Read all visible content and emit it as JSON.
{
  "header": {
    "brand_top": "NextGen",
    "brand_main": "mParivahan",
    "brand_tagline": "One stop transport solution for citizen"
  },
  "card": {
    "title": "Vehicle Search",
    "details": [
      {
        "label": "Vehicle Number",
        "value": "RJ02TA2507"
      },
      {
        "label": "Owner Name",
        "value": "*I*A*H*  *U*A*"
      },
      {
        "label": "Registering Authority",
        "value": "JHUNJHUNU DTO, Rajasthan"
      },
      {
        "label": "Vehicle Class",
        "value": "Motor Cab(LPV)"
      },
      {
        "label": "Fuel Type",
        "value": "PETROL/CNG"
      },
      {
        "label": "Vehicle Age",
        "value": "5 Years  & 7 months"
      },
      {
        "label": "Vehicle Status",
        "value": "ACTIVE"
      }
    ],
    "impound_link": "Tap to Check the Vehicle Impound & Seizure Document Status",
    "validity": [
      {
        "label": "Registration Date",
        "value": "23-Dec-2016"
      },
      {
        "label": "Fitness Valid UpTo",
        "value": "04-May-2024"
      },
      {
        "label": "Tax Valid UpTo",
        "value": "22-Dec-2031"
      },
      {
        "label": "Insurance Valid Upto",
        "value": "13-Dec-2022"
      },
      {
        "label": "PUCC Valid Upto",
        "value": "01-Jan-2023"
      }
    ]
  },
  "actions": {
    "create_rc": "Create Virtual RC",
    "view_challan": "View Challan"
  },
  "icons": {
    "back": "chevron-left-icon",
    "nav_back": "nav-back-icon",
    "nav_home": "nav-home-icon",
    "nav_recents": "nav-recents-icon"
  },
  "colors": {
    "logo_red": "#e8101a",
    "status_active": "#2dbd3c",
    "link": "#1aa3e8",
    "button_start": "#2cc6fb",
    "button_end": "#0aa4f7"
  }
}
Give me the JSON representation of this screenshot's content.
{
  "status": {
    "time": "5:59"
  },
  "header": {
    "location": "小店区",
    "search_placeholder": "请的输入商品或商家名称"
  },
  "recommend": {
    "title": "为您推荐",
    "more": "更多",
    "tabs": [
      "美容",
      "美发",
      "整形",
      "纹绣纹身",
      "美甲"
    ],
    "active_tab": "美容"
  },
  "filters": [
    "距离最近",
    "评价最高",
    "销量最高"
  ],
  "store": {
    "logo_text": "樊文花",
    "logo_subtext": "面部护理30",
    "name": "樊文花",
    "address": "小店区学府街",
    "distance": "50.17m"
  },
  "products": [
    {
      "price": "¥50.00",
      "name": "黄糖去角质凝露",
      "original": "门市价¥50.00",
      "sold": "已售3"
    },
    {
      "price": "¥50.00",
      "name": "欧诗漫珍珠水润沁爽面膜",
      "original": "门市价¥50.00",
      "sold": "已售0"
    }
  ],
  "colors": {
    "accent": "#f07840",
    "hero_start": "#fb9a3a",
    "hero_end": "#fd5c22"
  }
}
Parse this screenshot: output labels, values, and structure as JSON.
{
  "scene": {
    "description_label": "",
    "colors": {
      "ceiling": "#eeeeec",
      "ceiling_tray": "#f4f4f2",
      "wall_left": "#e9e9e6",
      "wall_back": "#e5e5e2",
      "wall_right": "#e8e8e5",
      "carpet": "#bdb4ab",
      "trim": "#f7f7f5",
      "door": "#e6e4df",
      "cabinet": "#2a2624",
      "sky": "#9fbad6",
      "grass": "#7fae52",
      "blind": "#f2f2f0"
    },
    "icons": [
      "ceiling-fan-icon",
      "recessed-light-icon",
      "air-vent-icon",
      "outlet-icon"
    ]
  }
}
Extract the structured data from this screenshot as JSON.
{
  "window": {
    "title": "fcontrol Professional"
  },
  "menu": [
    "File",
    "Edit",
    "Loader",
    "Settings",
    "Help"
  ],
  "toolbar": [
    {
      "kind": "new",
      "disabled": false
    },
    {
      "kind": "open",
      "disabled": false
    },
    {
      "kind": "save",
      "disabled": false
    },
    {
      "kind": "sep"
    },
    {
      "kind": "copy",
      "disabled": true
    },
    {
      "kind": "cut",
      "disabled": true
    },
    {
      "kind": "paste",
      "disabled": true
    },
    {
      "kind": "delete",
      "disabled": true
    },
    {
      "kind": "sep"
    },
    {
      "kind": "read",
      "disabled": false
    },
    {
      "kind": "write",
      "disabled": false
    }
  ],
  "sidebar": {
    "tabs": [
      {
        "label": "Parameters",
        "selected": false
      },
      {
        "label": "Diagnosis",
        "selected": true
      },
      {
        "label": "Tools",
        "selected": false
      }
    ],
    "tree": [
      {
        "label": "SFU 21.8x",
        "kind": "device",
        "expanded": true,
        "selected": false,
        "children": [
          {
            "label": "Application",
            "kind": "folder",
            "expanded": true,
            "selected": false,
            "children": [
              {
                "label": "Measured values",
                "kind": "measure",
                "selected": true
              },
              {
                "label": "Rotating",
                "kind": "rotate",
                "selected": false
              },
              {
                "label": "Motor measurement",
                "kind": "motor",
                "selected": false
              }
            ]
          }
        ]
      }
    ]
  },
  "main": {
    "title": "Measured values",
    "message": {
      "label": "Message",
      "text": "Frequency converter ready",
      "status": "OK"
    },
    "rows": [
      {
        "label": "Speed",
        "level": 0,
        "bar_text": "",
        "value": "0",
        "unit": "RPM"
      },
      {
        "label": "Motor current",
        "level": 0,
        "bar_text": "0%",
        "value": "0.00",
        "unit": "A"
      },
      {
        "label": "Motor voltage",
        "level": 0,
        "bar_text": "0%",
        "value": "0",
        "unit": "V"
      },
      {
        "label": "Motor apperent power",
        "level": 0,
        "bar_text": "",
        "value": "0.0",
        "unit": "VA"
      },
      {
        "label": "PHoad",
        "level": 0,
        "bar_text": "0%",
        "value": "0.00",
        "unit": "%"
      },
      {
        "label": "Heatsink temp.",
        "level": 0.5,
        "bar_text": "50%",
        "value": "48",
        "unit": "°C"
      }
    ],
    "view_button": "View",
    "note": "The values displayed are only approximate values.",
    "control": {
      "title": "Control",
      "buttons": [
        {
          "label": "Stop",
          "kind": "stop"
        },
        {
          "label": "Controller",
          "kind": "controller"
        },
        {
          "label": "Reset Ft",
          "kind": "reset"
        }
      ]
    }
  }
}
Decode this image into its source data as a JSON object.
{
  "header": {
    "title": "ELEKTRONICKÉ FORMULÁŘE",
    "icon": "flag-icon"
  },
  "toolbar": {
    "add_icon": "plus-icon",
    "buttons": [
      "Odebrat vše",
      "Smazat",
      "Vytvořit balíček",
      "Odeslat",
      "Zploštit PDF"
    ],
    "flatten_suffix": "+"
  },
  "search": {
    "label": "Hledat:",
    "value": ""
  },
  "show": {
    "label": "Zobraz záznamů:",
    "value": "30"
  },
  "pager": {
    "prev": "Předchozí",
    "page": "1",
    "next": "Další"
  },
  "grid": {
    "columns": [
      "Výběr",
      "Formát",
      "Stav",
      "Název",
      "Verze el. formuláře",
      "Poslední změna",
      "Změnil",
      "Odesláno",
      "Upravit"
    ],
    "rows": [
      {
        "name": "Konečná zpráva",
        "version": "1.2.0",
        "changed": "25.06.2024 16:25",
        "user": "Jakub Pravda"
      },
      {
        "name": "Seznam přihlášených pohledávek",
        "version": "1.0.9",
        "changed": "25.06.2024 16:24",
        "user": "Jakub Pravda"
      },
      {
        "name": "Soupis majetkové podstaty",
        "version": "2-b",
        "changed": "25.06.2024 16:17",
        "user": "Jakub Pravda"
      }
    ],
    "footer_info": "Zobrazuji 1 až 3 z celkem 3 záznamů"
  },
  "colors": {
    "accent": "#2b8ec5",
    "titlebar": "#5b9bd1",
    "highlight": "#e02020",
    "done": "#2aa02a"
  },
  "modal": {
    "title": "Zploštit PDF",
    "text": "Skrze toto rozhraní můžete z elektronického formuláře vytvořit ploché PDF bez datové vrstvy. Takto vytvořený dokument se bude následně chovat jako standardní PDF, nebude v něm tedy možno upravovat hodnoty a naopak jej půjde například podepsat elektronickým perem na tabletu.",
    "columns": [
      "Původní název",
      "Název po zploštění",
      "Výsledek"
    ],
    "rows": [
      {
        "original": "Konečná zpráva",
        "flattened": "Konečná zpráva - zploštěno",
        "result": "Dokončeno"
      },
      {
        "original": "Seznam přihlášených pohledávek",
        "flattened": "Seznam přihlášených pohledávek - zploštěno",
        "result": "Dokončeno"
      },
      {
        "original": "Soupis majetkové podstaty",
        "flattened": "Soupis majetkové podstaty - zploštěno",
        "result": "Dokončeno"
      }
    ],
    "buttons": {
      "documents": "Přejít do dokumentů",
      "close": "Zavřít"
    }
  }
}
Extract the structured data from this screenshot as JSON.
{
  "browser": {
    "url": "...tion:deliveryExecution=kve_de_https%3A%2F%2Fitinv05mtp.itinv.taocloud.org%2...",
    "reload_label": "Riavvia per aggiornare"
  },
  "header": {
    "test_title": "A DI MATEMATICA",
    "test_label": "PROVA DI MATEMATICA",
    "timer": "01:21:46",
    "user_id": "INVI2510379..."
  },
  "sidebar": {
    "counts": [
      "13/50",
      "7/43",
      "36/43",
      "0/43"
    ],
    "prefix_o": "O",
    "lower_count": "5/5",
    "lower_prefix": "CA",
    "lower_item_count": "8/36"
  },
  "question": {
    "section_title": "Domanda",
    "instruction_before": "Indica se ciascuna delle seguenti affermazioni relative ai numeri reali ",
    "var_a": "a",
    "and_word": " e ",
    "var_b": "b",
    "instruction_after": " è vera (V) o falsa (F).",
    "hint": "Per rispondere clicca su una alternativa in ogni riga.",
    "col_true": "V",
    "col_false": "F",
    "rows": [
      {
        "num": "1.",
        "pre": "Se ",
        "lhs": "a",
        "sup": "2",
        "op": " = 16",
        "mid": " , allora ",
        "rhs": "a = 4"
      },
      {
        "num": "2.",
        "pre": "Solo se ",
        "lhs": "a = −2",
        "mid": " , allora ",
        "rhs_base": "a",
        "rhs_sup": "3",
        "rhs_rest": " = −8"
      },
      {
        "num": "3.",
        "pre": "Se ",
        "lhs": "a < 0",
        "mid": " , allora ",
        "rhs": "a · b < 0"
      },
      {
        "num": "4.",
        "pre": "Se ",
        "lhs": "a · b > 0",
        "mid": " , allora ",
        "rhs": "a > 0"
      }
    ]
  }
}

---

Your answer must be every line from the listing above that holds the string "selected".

_SOLVED PROBLEM:_
        "selected": false
        "selected": true
        "selected": false
        "selected": false,
            "selected": false,
                "selected": true
                "selected": false
                "selected": false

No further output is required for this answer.